## Website and app data records
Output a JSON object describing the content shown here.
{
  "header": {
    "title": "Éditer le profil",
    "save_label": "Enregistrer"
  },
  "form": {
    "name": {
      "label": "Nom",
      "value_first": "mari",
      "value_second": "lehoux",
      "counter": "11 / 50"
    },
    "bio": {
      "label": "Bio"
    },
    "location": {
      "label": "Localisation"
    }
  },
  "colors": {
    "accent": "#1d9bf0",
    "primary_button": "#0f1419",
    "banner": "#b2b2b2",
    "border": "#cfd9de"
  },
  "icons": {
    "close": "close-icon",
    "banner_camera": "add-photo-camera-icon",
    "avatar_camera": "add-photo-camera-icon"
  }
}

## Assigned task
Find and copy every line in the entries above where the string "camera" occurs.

## Exercise result
    "banner_camera": "add-photo-camera-icon",
    "avatar_camera": "add-photo-camera-icon"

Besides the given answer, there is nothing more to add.